__INSTRUCTIONS TO FOLLOW__:
Could you please return each line of the data that has the word "this"?

Records from a dataset:
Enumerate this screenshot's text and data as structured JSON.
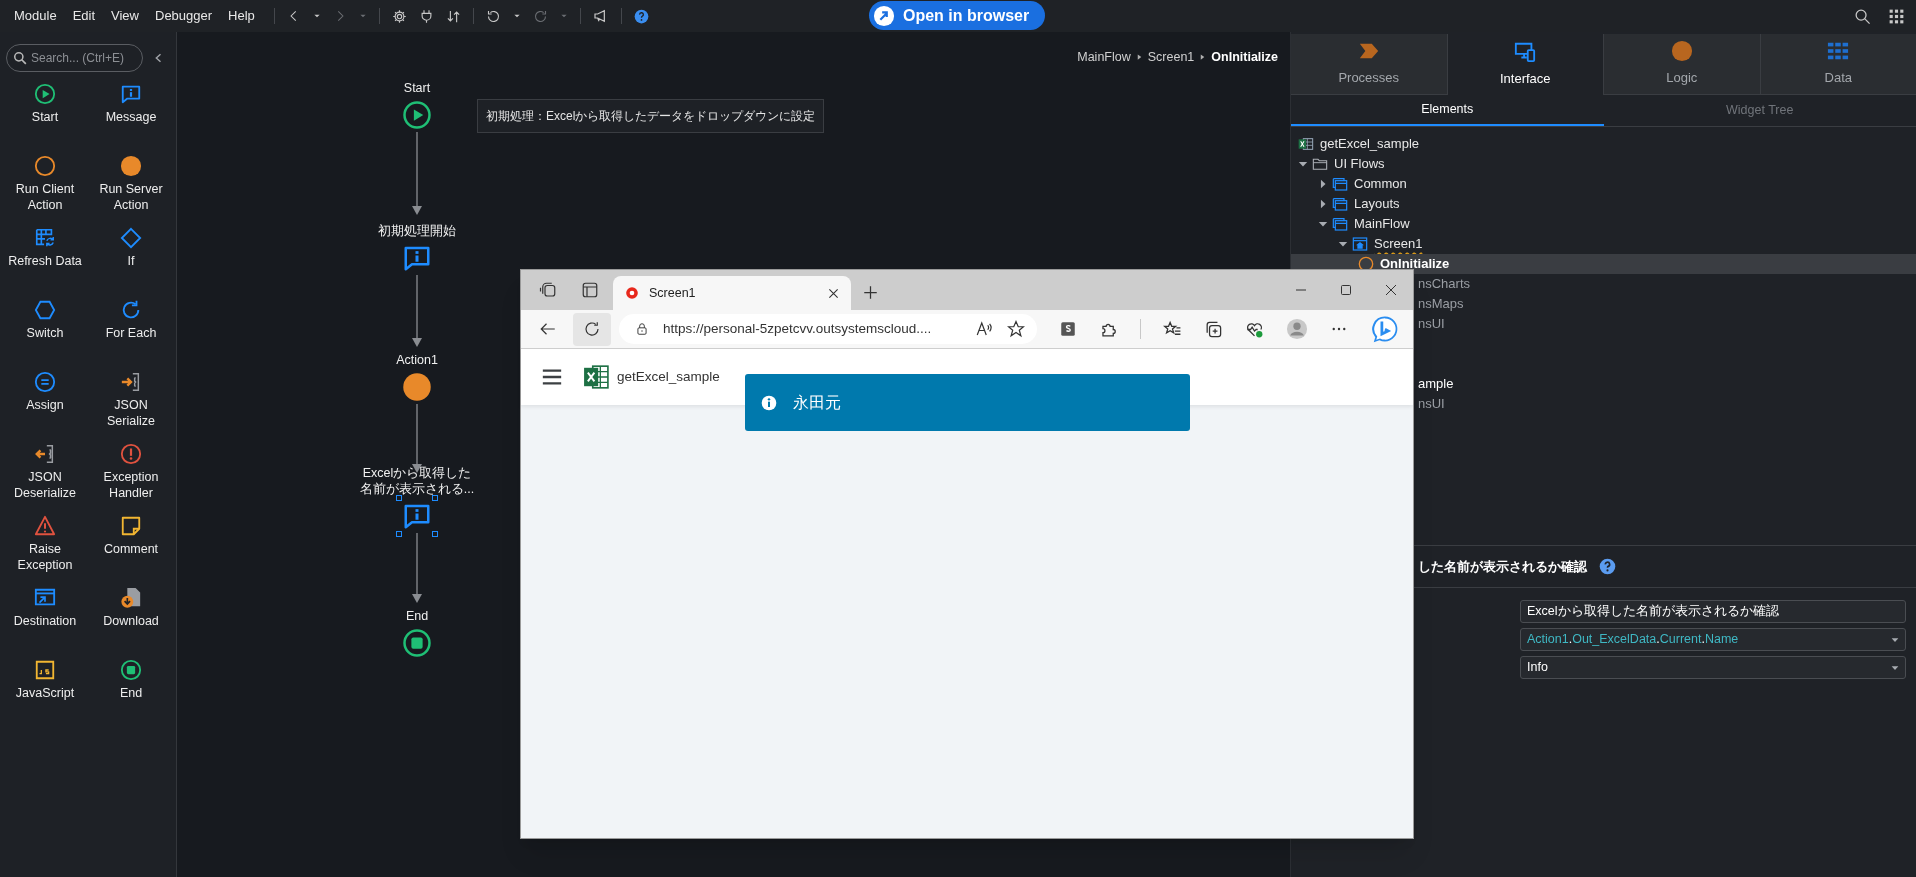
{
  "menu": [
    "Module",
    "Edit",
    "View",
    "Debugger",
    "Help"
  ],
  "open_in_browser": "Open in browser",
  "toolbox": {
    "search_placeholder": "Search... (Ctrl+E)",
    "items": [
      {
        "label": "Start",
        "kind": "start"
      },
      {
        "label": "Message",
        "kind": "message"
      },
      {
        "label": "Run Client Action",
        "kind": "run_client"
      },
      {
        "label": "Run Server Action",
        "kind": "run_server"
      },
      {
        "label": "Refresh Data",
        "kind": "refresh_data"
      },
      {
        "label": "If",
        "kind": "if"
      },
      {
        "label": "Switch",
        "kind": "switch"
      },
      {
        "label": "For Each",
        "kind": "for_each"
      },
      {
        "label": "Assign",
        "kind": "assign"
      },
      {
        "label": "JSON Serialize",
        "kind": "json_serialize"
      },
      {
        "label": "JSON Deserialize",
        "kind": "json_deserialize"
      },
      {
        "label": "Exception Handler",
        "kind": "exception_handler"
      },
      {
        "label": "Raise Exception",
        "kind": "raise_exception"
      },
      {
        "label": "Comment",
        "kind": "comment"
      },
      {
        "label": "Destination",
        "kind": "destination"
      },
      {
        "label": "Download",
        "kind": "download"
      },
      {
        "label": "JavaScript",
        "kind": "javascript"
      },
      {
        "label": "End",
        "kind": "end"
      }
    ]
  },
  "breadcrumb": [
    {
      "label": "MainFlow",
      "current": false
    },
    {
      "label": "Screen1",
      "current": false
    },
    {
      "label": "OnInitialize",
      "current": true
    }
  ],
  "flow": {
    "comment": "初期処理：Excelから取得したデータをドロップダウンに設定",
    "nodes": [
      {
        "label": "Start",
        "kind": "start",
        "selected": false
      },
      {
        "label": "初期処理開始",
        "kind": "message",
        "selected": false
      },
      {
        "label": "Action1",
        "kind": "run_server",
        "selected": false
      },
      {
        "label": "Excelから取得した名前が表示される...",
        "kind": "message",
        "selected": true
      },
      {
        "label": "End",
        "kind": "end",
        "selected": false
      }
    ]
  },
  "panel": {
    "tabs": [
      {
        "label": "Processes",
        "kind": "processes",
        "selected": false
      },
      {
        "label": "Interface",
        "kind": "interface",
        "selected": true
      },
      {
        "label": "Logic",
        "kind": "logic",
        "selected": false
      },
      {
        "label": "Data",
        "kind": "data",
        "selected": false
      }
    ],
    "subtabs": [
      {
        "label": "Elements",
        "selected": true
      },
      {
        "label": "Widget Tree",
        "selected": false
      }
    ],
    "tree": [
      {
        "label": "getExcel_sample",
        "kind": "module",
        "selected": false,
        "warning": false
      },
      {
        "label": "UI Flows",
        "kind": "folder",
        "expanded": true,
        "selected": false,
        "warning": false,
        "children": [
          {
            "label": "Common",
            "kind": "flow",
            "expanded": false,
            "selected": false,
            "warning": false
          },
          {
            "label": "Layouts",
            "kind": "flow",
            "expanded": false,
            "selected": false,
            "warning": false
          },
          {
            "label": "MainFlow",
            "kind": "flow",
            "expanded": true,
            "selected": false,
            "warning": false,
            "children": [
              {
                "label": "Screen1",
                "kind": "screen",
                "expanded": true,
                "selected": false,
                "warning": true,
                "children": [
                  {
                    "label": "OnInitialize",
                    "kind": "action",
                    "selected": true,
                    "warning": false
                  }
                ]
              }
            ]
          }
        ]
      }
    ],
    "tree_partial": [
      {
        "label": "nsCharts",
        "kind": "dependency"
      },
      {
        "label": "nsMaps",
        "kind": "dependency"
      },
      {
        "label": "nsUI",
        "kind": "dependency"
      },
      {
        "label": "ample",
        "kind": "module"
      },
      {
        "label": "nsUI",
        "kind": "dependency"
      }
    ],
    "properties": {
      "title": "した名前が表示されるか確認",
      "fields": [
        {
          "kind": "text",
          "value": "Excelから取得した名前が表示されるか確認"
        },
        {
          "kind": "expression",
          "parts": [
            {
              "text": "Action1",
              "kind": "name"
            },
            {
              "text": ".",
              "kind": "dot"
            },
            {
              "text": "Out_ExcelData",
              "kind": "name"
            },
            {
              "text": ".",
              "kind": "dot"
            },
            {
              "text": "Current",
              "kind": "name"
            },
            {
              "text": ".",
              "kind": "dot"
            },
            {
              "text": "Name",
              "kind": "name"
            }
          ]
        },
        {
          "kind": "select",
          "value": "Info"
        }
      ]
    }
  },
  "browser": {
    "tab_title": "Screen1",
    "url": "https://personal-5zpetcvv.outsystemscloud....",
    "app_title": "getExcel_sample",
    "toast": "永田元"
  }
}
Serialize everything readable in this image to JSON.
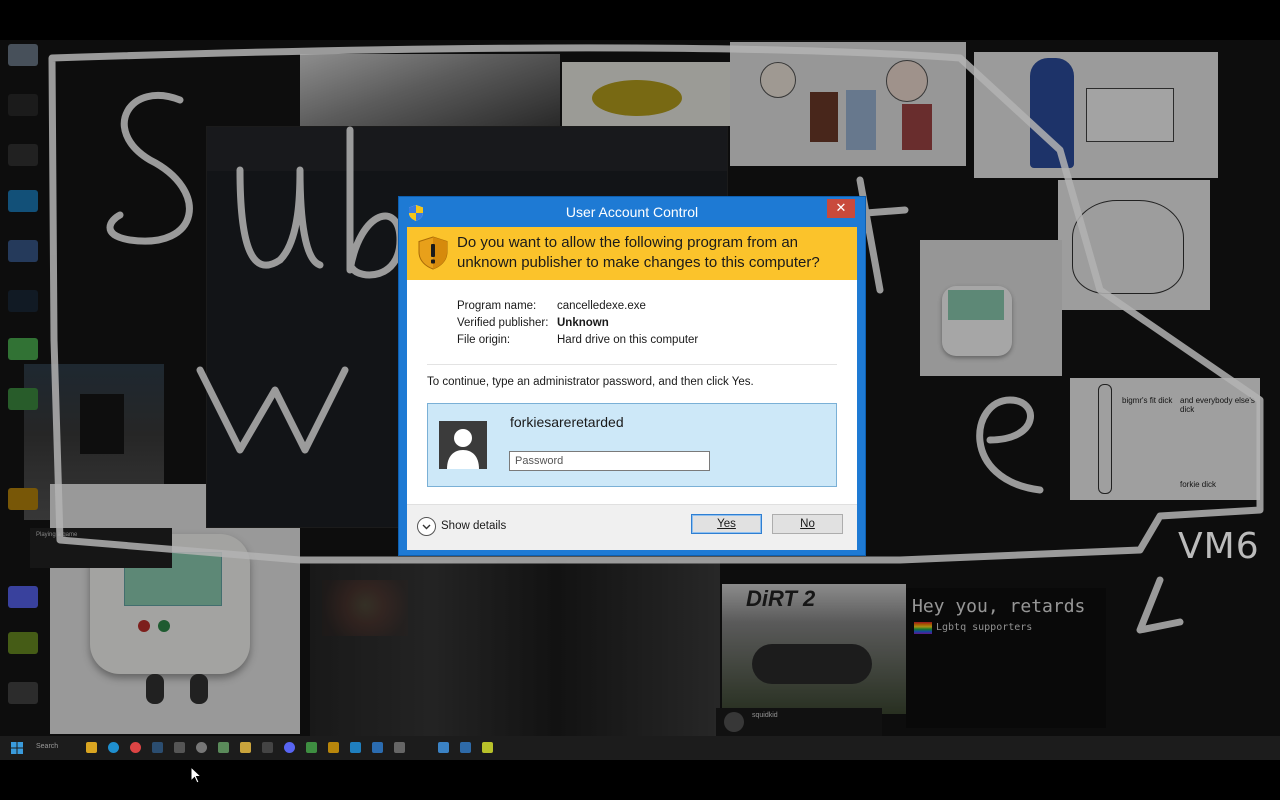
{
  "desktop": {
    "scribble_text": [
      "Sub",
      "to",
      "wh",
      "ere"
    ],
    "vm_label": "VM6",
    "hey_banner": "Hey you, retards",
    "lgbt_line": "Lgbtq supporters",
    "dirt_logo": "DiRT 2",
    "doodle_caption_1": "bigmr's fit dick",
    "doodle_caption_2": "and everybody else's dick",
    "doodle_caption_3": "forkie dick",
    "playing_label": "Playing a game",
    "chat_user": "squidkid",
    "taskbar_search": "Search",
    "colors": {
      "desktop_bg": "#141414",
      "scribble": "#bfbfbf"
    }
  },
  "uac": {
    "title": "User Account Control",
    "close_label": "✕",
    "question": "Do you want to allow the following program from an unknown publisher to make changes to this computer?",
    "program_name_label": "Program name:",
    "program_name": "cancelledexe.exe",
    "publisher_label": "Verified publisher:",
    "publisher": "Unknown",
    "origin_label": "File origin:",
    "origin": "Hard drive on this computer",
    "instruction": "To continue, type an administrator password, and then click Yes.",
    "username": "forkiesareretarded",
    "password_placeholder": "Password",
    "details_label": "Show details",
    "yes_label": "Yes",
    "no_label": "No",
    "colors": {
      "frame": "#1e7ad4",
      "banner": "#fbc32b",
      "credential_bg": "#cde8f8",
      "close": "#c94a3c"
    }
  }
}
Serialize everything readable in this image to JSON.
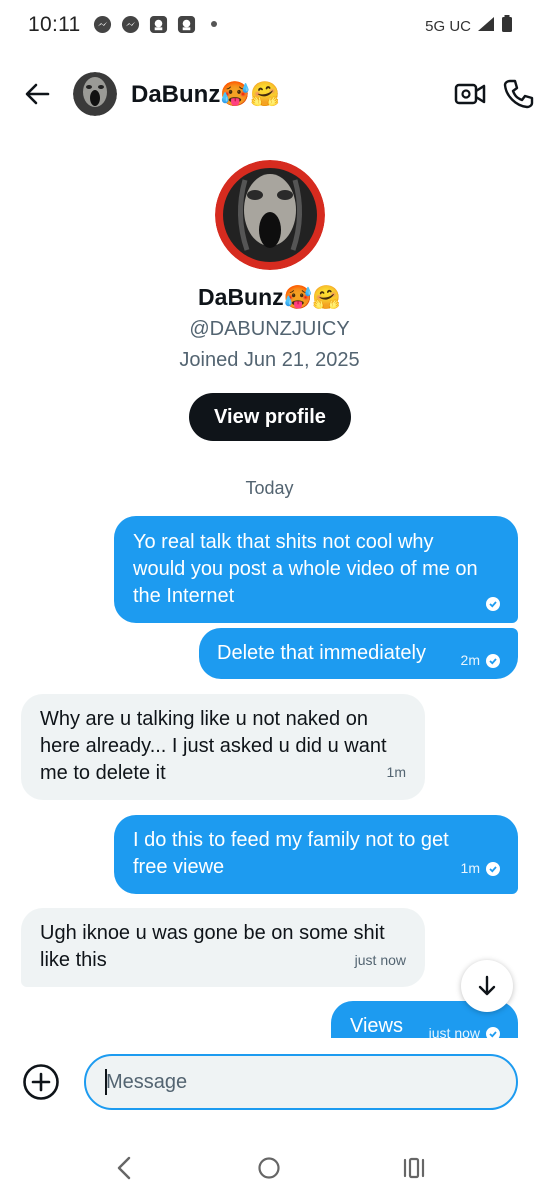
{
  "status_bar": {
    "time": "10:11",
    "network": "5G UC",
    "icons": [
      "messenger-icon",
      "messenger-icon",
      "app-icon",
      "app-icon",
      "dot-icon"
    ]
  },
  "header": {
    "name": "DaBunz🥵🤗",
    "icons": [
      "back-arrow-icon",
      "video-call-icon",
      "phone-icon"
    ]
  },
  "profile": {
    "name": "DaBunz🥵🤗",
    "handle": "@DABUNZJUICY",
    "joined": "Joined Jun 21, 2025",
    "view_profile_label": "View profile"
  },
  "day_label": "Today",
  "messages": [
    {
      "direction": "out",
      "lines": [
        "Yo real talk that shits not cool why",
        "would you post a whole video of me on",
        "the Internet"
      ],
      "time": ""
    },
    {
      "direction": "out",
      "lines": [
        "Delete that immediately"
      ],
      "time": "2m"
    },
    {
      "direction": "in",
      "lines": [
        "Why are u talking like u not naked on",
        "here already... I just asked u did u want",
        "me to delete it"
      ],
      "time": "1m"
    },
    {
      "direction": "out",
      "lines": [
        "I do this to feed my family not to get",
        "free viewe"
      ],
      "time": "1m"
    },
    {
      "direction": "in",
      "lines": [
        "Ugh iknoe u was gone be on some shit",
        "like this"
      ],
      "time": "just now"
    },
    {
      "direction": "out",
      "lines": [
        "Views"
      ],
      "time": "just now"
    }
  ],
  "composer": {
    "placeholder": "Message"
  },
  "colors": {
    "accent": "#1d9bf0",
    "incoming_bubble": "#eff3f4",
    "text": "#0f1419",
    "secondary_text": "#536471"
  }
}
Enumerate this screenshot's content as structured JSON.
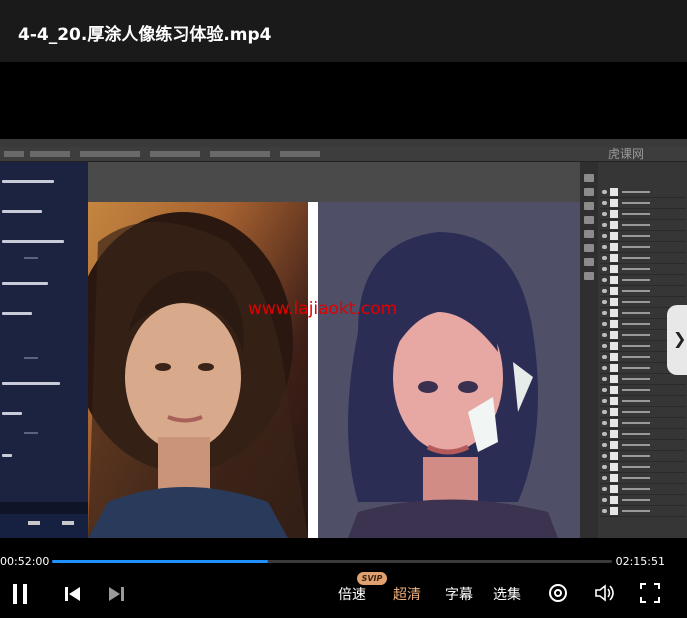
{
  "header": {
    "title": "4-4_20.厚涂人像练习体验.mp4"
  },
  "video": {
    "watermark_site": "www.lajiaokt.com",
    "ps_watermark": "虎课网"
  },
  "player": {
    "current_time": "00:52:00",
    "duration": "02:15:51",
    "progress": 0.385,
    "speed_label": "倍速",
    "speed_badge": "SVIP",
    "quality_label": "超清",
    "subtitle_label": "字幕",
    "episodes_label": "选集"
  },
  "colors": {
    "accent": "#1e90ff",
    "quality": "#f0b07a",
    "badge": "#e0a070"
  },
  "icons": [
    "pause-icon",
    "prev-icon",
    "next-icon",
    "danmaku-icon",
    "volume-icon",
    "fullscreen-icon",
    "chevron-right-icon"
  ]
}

__YOUR SOLUTION__:
Enumerate this screenshot's text and data as structured JSON.
Serialize everything readable in this image to JSON.
    "question": "Do you want to allow the following program from an unknown publisher to make changes to this computer?",
    "origin": "Hard drive on this computer",
Serialize everything readable in this image to JSON.
        "I do this to feed my family not to get",
        "like this"
Enumerate this screenshot's content as structured JSON.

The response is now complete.